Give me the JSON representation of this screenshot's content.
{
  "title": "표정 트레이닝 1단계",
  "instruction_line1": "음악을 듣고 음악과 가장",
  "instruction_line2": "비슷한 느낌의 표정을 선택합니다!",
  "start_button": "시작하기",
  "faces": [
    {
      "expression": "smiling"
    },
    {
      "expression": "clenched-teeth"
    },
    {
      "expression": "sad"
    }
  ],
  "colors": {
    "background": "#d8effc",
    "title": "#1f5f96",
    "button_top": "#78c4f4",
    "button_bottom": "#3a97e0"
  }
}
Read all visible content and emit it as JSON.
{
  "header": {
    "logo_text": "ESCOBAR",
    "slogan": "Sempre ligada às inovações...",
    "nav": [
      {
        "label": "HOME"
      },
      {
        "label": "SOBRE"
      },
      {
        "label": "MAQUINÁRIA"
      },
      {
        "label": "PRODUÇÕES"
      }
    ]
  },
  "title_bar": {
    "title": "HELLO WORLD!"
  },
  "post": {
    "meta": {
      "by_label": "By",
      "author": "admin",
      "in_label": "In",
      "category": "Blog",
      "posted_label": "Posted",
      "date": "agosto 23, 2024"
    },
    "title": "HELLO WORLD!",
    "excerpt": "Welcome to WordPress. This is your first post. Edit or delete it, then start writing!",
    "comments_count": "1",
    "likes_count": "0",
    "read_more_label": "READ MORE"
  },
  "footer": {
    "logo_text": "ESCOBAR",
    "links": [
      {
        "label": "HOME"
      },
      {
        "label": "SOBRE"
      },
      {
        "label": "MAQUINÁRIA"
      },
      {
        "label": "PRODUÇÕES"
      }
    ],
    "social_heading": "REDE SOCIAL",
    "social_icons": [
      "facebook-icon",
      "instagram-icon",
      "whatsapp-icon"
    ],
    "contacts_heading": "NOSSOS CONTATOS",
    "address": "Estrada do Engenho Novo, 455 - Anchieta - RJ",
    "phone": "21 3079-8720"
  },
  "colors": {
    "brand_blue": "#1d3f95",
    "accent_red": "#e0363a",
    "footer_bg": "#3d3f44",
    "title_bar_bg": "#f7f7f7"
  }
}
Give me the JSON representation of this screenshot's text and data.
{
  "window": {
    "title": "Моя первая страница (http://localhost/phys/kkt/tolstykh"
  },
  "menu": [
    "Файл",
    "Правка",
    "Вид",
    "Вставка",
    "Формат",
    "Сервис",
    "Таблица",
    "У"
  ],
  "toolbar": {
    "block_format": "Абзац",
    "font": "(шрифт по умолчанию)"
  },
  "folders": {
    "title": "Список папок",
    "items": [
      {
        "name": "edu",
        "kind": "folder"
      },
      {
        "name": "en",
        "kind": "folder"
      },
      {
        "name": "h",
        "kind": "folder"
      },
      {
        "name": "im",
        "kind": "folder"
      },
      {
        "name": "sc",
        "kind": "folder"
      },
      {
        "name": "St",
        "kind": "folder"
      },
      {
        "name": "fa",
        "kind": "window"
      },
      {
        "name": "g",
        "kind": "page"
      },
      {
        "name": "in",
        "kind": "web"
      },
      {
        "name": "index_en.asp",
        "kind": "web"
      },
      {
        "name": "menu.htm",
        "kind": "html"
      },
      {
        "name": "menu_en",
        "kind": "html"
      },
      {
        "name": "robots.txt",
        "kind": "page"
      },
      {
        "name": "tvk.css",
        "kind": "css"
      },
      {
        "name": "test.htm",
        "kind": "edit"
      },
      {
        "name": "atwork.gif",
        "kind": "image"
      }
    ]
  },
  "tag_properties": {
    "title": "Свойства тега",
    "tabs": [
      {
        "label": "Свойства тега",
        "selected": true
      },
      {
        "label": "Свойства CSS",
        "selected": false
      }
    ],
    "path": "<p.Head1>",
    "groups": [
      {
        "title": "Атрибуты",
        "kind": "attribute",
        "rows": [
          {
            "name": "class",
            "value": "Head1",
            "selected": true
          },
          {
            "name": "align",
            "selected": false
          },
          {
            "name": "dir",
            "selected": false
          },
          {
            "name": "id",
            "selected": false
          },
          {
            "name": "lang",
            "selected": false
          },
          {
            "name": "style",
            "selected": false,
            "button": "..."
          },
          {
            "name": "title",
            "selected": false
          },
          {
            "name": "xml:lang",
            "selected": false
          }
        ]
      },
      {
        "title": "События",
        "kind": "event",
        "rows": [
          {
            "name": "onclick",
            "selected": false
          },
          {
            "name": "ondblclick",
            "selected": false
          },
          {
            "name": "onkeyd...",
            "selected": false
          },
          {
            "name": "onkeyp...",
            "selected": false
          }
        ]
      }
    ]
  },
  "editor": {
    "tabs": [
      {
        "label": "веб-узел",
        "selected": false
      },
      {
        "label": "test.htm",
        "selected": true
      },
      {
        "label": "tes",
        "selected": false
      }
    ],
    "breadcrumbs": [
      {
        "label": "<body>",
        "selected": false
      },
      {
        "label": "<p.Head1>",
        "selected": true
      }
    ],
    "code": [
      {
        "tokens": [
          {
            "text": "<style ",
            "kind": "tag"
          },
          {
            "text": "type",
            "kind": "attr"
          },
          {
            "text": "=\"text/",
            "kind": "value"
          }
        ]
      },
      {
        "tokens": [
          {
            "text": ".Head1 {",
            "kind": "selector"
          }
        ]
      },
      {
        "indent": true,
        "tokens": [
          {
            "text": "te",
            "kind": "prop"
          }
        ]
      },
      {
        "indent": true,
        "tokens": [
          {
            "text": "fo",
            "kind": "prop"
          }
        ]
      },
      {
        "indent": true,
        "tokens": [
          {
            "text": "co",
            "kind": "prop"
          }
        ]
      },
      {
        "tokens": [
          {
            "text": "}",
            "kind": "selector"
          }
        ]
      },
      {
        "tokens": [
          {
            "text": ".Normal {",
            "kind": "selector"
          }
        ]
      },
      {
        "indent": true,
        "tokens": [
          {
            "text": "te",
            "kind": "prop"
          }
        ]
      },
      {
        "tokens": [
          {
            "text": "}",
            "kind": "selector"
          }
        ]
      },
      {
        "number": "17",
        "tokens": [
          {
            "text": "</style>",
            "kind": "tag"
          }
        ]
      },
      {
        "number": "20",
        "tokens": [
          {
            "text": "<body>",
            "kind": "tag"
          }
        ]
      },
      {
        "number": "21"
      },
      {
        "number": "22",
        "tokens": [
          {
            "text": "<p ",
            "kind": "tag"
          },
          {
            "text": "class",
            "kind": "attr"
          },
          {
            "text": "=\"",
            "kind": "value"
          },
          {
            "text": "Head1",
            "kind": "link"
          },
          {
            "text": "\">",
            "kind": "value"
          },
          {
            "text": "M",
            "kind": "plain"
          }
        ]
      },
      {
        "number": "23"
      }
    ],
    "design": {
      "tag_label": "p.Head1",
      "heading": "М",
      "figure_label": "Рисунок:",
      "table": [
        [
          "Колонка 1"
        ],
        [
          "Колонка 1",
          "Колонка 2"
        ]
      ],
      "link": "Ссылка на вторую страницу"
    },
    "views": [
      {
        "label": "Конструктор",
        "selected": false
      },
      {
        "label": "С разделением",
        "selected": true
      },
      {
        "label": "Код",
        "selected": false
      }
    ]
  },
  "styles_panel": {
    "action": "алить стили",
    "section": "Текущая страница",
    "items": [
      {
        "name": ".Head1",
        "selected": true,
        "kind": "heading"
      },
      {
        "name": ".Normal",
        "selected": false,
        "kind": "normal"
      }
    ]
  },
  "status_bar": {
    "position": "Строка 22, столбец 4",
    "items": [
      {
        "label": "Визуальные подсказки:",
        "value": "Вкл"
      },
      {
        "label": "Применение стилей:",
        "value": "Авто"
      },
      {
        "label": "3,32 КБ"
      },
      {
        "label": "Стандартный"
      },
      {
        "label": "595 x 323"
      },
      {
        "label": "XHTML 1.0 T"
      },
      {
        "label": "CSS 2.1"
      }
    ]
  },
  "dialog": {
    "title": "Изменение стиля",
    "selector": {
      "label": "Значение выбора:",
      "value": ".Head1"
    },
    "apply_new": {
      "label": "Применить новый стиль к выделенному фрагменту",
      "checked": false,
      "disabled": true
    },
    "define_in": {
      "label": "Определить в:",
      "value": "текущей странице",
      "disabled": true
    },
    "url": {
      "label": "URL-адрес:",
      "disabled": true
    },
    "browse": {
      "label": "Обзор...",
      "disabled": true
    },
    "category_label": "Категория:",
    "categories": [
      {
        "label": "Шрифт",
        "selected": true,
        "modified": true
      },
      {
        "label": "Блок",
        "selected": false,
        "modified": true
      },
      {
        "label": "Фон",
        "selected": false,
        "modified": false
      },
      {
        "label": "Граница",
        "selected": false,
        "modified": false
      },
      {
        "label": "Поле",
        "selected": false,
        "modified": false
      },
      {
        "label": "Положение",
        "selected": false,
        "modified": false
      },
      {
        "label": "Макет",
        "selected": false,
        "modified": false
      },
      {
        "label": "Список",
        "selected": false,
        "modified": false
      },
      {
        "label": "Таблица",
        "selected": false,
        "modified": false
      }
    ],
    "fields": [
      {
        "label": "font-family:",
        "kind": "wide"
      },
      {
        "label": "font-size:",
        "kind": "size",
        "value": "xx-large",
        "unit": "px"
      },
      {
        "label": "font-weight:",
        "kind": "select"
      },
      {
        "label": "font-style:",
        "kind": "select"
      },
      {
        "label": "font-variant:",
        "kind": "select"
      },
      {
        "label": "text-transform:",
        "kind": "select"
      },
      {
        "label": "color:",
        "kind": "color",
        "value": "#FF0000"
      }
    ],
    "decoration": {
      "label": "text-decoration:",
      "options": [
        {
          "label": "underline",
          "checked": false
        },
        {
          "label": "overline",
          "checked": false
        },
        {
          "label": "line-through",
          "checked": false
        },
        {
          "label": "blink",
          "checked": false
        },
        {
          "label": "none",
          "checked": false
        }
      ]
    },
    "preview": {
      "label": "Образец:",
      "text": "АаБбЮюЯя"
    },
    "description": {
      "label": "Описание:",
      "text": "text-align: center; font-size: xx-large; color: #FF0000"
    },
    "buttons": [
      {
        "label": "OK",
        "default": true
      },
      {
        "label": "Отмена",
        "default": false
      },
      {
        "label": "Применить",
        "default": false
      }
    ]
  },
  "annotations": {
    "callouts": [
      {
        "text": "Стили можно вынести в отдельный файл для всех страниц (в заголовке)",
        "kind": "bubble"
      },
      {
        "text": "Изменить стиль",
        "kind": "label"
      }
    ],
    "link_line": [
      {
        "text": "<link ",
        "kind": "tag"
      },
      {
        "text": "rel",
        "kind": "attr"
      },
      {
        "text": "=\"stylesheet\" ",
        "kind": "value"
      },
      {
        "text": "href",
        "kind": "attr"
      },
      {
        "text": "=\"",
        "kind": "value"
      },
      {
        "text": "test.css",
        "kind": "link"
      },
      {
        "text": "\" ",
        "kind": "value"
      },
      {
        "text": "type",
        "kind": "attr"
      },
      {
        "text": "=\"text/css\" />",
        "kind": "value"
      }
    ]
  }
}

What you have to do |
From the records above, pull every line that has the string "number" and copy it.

Response area |
        "number": "17",
        "number": "20",
        "number": "21"
        "number": "22",
        "number": "23"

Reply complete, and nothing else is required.